The Lord is my strength and my might; he has become my salvation.” Wisdom about God comes from the mouth of one who has known distress and despair.
The word salvation is an important one in the Hebrew Bible, but its Hebraic meaning has been largely lost to us. Like other Hebrew words for redemption, righteousness, and justice, popular and contemporary definitions have lost the substantive grounding we find in the Old Testament texts.
Salvation in the Hebrew Scriptures is largely a poetic word, most often found in the Psalms and in the poetry of the prophets. Nearly half of the psalms contain one or more occurrences of this word. Salvation was considered primarily communal and had an “of this world” character. The psalmist in 118 sings a song of praise because God came to him in his despair and saved him. Salvation, the Hebrews believed, could come time and time again when the community needed deliverance.

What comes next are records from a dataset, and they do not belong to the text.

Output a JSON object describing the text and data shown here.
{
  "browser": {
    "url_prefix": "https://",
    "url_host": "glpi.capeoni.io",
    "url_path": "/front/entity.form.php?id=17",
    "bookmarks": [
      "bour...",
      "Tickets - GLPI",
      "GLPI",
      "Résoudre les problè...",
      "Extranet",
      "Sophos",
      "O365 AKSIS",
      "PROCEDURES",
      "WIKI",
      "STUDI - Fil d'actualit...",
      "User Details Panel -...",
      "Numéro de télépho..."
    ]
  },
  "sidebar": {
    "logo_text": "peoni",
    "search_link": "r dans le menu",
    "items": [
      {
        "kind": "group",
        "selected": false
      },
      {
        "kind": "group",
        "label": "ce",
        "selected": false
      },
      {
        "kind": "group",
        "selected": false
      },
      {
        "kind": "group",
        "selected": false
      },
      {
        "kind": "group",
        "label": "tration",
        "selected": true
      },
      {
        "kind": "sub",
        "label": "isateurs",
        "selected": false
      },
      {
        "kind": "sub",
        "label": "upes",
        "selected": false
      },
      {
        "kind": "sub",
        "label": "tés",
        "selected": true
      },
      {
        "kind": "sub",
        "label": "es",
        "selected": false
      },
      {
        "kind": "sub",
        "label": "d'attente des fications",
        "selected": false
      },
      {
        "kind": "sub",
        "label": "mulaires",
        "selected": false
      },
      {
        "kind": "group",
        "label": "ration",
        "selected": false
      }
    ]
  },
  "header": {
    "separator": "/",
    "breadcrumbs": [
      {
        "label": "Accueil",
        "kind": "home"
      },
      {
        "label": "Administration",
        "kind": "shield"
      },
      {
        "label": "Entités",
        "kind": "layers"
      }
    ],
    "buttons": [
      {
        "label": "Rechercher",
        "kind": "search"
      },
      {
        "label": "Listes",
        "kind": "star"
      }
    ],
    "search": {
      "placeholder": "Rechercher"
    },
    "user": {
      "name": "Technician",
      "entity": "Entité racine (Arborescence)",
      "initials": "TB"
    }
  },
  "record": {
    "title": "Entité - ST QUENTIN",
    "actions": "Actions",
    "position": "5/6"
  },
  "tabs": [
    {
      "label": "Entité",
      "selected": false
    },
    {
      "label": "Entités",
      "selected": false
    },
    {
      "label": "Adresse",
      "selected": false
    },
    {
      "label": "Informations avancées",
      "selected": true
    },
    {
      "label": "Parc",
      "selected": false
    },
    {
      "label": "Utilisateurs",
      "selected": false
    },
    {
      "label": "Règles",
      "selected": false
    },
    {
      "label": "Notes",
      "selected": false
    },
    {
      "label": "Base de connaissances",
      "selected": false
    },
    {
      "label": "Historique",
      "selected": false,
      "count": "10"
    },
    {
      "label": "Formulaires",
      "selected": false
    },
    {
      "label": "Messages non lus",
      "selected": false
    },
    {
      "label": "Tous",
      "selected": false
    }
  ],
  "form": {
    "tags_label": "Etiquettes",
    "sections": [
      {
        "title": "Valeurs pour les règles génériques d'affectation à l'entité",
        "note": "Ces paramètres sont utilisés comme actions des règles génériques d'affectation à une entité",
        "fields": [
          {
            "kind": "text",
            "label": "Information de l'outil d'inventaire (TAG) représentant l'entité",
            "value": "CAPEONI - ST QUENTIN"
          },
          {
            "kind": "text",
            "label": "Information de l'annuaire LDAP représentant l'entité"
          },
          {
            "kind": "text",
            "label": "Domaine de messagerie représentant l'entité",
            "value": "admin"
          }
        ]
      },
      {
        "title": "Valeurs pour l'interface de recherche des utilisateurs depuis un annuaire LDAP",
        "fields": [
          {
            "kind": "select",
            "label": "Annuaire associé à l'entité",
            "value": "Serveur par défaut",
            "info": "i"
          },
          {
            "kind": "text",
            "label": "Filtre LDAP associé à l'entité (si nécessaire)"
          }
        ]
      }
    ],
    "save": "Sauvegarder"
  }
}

Some relate the word salvation to other Hebrew words meaning “spacious” and “wide”—connoting a hopefulness that God can deliver us from what restricts or oppresses us, those times when it is hard to breathe because the world seems to be caving in around us. We are given room, a liberating space within which to live. This implies a God who actively participates in the life of the community and in the lives of individuals. Our God listens and hears the cries of distress that arise from our human living. It implies God’s willingness and desire that we be given a full and wide berth to live abundantly. The word bears witness to God’s willingness to come to us and to continue coming to us as the world brings us tragedy and despair.
God, we thank you for the times you have pulled us forth from the restrictive stretches and places in our lives so that we could breathe in the fullness of life you desire for us. Amen.